Directions: Please write out each entry exactly as it appears.

[[ Task inputs open ]]

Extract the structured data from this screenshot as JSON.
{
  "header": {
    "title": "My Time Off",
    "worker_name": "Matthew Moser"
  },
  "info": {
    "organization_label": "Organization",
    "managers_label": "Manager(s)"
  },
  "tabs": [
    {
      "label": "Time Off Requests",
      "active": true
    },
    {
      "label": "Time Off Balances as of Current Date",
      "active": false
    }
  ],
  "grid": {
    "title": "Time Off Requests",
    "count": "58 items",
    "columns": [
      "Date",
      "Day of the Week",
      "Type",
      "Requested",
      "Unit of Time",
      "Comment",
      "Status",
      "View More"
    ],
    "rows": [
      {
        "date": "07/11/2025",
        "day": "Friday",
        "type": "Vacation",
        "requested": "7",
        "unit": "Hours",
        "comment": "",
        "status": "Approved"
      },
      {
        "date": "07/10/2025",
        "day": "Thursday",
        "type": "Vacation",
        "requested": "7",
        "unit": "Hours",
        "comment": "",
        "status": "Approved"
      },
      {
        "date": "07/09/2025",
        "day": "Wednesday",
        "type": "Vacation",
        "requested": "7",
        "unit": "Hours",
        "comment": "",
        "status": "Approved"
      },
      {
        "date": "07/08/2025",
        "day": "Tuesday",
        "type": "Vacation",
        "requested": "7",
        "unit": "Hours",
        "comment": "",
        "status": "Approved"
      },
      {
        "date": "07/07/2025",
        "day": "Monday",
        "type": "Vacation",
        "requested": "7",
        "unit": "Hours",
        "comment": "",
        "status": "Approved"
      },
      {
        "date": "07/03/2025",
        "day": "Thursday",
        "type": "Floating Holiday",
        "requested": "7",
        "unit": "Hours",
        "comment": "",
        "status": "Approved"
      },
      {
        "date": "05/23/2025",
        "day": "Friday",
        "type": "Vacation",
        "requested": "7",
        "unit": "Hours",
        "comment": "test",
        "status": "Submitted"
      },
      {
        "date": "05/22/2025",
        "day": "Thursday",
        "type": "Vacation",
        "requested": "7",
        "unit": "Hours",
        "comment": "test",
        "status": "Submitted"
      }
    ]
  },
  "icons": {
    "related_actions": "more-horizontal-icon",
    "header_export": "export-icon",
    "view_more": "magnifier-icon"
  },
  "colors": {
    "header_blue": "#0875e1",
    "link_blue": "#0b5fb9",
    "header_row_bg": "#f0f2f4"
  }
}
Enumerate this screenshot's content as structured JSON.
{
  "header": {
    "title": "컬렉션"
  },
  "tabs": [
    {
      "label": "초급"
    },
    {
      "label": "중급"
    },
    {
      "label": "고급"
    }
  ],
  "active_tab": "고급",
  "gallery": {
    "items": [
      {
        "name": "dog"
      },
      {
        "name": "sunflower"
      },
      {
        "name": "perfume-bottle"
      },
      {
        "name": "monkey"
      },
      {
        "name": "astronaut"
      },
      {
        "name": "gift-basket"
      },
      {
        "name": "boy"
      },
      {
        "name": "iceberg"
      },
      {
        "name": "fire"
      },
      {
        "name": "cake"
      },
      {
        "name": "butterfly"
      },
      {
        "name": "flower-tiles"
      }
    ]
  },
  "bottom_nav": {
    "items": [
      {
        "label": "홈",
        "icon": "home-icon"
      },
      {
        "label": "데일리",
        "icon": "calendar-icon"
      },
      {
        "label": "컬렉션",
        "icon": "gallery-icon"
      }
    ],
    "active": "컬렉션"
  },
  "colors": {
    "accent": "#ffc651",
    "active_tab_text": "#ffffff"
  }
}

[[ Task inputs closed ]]

Result:
Extract the structured data from this screenshot as JSON.
{
  "header": {
    "title": "My Time Off",
    "worker_name": "Matthew Moser"
  },
  "info": {
    "organization_label": "Organization",
    "managers_label": "Manager(s)"
  },
  "tabs": [
    {
      "label": "Time Off Requests",
      "active": true
    },
    {
      "label": "Time Off Balances as of Current Date",
      "active": false
    }
  ],
  "grid": {
    "title": "Time Off Requests",
    "count": "58 items",
    "columns": [
      "Date",
      "Day of the Week",
      "Type",
      "Requested",
      "Unit of Time",
      "Comment",
      "Status",
      "View More"
    ],
    "rows": [
      {
        "date": "07/11/2025",
        "day": "Friday",
        "type": "Vacation",
        "requested": "7",
        "unit": "Hours",
        "comment": "",
        "status": "Approved"
      },
      {
        "date": "07/10/2025",
        "day": "Thursday",
        "type": "Vacation",
        "requested": "7",
        "unit": "Hours",
        "comment": "",
        "status": "Approved"
      },
      {
        "date": "07/09/2025",
        "day": "Wednesday",
        "type": "Vacation",
        "requested": "7",
        "unit": "Hours",
        "comment": "",
        "status": "Approved"
      },
      {
        "date": "07/08/2025",
        "day": "Tuesday",
        "type": "Vacation",
        "requested": "7",
        "unit": "Hours",
        "comment": "",
        "status": "Approved"
      },
      {
        "date": "07/07/2025",
        "day": "Monday",
        "type": "Vacation",
        "requested": "7",
        "unit": "Hours",
        "comment": "",
        "status": "Approved"
      },
      {
        "date": "07/03/2025",
        "day": "Thursday",
        "type": "Floating Holiday",
        "requested": "7",
        "unit": "Hours",
        "comment": "",
        "status": "Approved"
      },
      {
        "date": "05/23/2025",
        "day": "Friday",
        "type": "Vacation",
        "requested": "7",
        "unit": "Hours",
        "comment": "test",
        "status": "Submitted"
      },
      {
        "date": "05/22/2025",
        "day": "Thursday",
        "type": "Vacation",
        "requested": "7",
        "unit": "Hours",
        "comment": "test",
        "status": "Submitted"
      }
    ]
  },
  "icons": {
    "related_actions": "more-horizontal-icon",
    "header_export": "export-icon",
    "view_more": "magnifier-icon"
  },
  "colors": {
    "header_blue": "#0875e1",
    "link_blue": "#0b5fb9",
    "header_row_bg": "#f0f2f4"
  }
}
Enumerate this screenshot's content as structured JSON.
{
  "header": {
    "title": "컬렉션"
  },
  "tabs": [
    {
      "label": "초급"
    },
    {
      "label": "중급"
    },
    {
      "label": "고급"
    }
  ],
  "active_tab": "고급",
  "gallery": {
    "items": [
      {
        "name": "dog"
      },
      {
        "name": "sunflower"
      },
      {
        "name": "perfume-bottle"
      },
      {
        "name": "monkey"
      },
      {
        "name": "astronaut"
      },
      {
        "name": "gift-basket"
      },
      {
        "name": "boy"
      },
      {
        "name": "iceberg"
      },
      {
        "name": "fire"
      },
      {
        "name": "cake"
      },
      {
        "name": "butterfly"
      },
      {
        "name": "flower-tiles"
      }
    ]
  },
  "bottom_nav": {
    "items": [
      {
        "label": "홈",
        "icon": "home-icon"
      },
      {
        "label": "데일리",
        "icon": "calendar-icon"
      },
      {
        "label": "컬렉션",
        "icon": "gallery-icon"
      }
    ],
    "active": "컬렉션"
  },
  "colors": {
    "accent": "#ffc651",
    "active_tab_text": "#ffffff"
  }
}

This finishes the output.